Forgetting to Change Your Beneficiary Designation When Getting Divorced or Remarrying
It is important to make sure that you review your life insurance beneficiary designation after a divorce or remarriage to ensure that it accurately reflects your current situation. The increasing prevalence of blended families can lead to complex beneficiary designation scenarios.
Check your beneficiary designations after any major life change to makes sure that they correspond to your wishes to ensure that your life insurance proceeds go to the desired recipients.
Note that while you can typically select anyone you have a relationship with as a life insurance beneficiary, there are limits to this ability in community property states. As mentioned earlier, if you reside in a community property state and select someone other than your spouse as the beneficiary, your spouse is required to sign a form acknowledging that they agree to give up their rights to the insurance proceeds.
Disregarding Tax Consequences
Generally, life insurance is not taxed. However, this is not the case when the policy owner, insured, and beneficiary of a policy consist of three separate individuals. When this occurs, the death benefit may be viewed as a gift to the beneficiary subject to taxes.
For instance, if a husband is the owner of a policy and his wife is the insured, with their son the beneficiary, the IRS may consider this an attempt to circumvent the gift tax and declare that the insurance death benefit proceeds are subject to taxes, with those taxes charged to the husband as the owner of the policy.
To get around this type of issue, one solution would be to make the husband both the owner of the policy and the person insured by the policy. While this typically resolves the problem, in community property states, where a husband and wife are presumed to own assets jointly, there can be issues with such an approach. In such cases, consulting with your tax adviser regarding the issue is recommended.
Not Specifically Naming A Beneficiary
Be careful not to use broad terms to identify your beneficiaries, such as “my children” or “my surviving heirs,” if possible. Doing so opens the door for legal challenges that could result in your beneficiary or beneficiaries incurring legal fees that significantly reduce the amount they receive in life insurance death benefit proceeds.
For example, if you name “my wife” as your beneficiary, but have divorced and remarried since that time, it can lead to complications as to who should receive the life insurance proceeds.

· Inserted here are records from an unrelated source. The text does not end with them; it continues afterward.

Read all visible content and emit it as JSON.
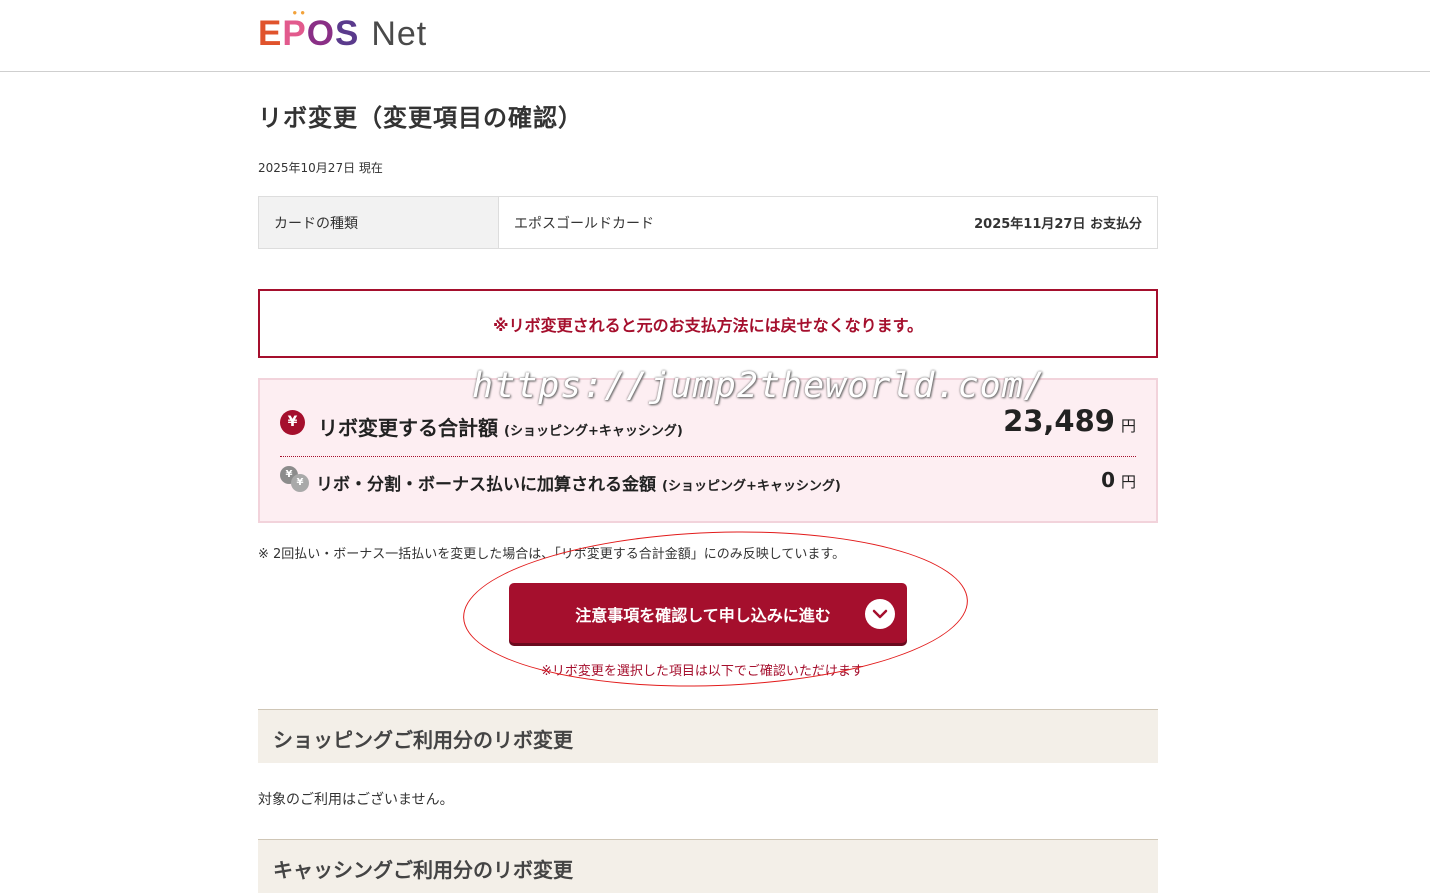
{
  "header": {
    "logo_letters": [
      "E",
      "P",
      "O",
      "S"
    ],
    "logo_net": "Net"
  },
  "page": {
    "title": "リボ変更（変更項目の確認）",
    "as_of": "2025年10月27日 現在"
  },
  "card_info": {
    "label": "カードの種類",
    "card_name": "エポスゴールドカード",
    "payment_date": "2025年11月27日 お支払分"
  },
  "warning": "※リボ変更されると元のお支払方法には戻せなくなります。",
  "summary": {
    "row1": {
      "icon": "yen-icon",
      "icon_glyph": "¥",
      "label": "リボ変更する合計額",
      "sub": "(ショッピング+キャッシング)",
      "amount": "23,489",
      "unit": "円"
    },
    "row2": {
      "icon": "coins-icon",
      "icon_glyph": "¥",
      "label": "リボ・分割・ボーナス払いに加算される金額",
      "sub": "(ショッピング+キャッシング)",
      "amount": "0",
      "unit": "円"
    }
  },
  "note": "※ 2回払い・ボーナス一括払いを変更した場合は、「リボ変更する合計金額」にのみ反映しています。",
  "watermark": "https://jump2theworld.com/",
  "cta": {
    "label": "注意事項を確認して申し込みに進む",
    "note": "※リボ変更を選択した項目は以下でご確認いただけます"
  },
  "sections": {
    "shopping": {
      "title": "ショッピングご利用分のリボ変更",
      "empty": "対象のご利用はございません。"
    },
    "cashing": {
      "title": "キャッシングご利用分のリボ変更"
    }
  },
  "colors": {
    "brand": "#a50f2d",
    "summary_bg": "#fdeef2",
    "section_bg": "#f3efe8",
    "annotation": "#e21c1c"
  }
}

Rather, use your life insurance beneficiary’s full legal name, date of birth, and even social security number, if possible.
Using Dollar Amounts Rather Than Percentages

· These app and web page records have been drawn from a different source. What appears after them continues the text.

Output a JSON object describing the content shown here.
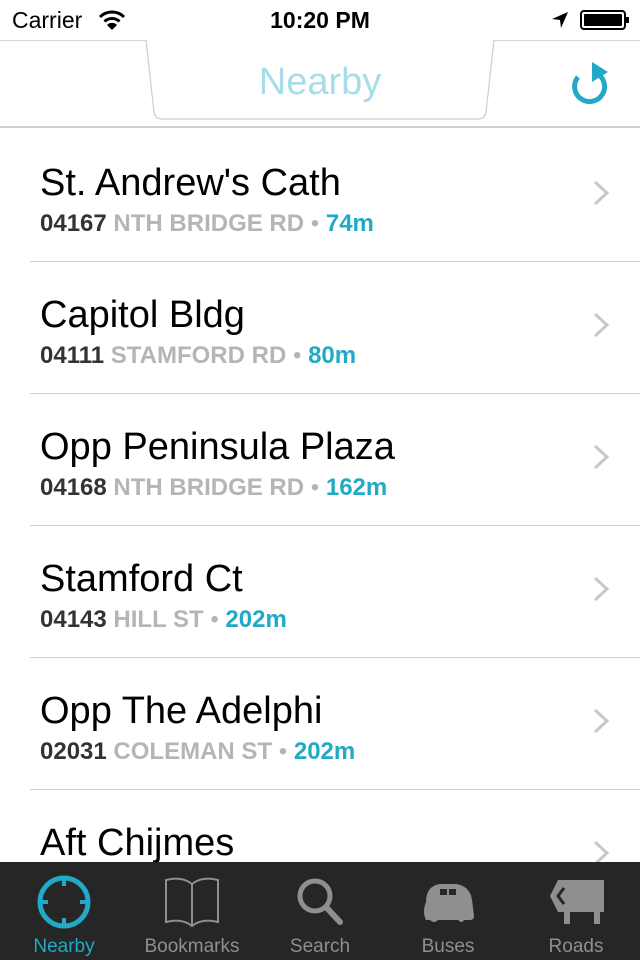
{
  "status_bar": {
    "carrier": "Carrier",
    "time": "10:20 PM",
    "icons": [
      "wifi-icon",
      "location-arrow-icon",
      "battery-icon"
    ]
  },
  "nav": {
    "title": "Nearby",
    "refresh_icon": "refresh-icon",
    "accent_color": "#22a9c6",
    "title_color": "#a6dde9"
  },
  "stops": [
    {
      "name": "St. Andrew's Cath",
      "code": "04167",
      "road": "NTH BRIDGE RD",
      "separator": "•",
      "distance": "74m"
    },
    {
      "name": "Capitol Bldg",
      "code": "04111",
      "road": "STAMFORD RD",
      "separator": "•",
      "distance": "80m"
    },
    {
      "name": "Opp Peninsula Plaza",
      "code": "04168",
      "road": "NTH BRIDGE RD",
      "separator": "•",
      "distance": "162m"
    },
    {
      "name": "Stamford Ct",
      "code": "04143",
      "road": "HILL ST",
      "separator": "•",
      "distance": "202m"
    },
    {
      "name": "Opp The Adelphi",
      "code": "02031",
      "road": "COLEMAN ST",
      "separator": "•",
      "distance": "202m"
    },
    {
      "name": "Aft Chijmes",
      "code": "",
      "road": "",
      "separator": "",
      "distance": ""
    }
  ],
  "tabs": [
    {
      "label": "Nearby",
      "icon": "crosshair-icon",
      "active": true
    },
    {
      "label": "Bookmarks",
      "icon": "book-icon",
      "active": false
    },
    {
      "label": "Search",
      "icon": "search-icon",
      "active": false
    },
    {
      "label": "Buses",
      "icon": "bus-icon",
      "active": false
    },
    {
      "label": "Roads",
      "icon": "road-sign-icon",
      "active": false
    }
  ]
}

Because the death benefit amount of your cash value life insurance policy may change over time as its cash value grows, make sure to specify a percentage of the proceeds to go to your beneficiaries rather than selecting a dollar amount.
For example, if your death benefit is currently $300,000, rather than state $100,000 to each of my 3 children, instead state 1/3 to each of my children. That way, if your death benefit has grown, your children will receive the full amount you intended without additional paperwork and potential costs, which could include legal fees and court interaction.
Selecting Your Estate as Beneficiary When You Want to Direct Who the Funds Go to
When your estate is named as the beneficiary the funds must go through probate and are subject to lack of privacy, fees and potential taxation and can be attached by creditors. If you want the proceeds to go to the heirs of your estate, it is typically better to name them specifically as beneficiaries rather than having your estate be the beneficiary.
While selecting a life insurance beneficiary may seem like a relatively straightforward proposition, there are a number of scenarios where complexities can arise. In these cases, it is important to understand the implications involved in making your selection. In cases where you are unsure of the ramifications of selecting a beneficiary, you may want to consult your financial, tax, or legal advisor for advice pertaining to your personal circumstances.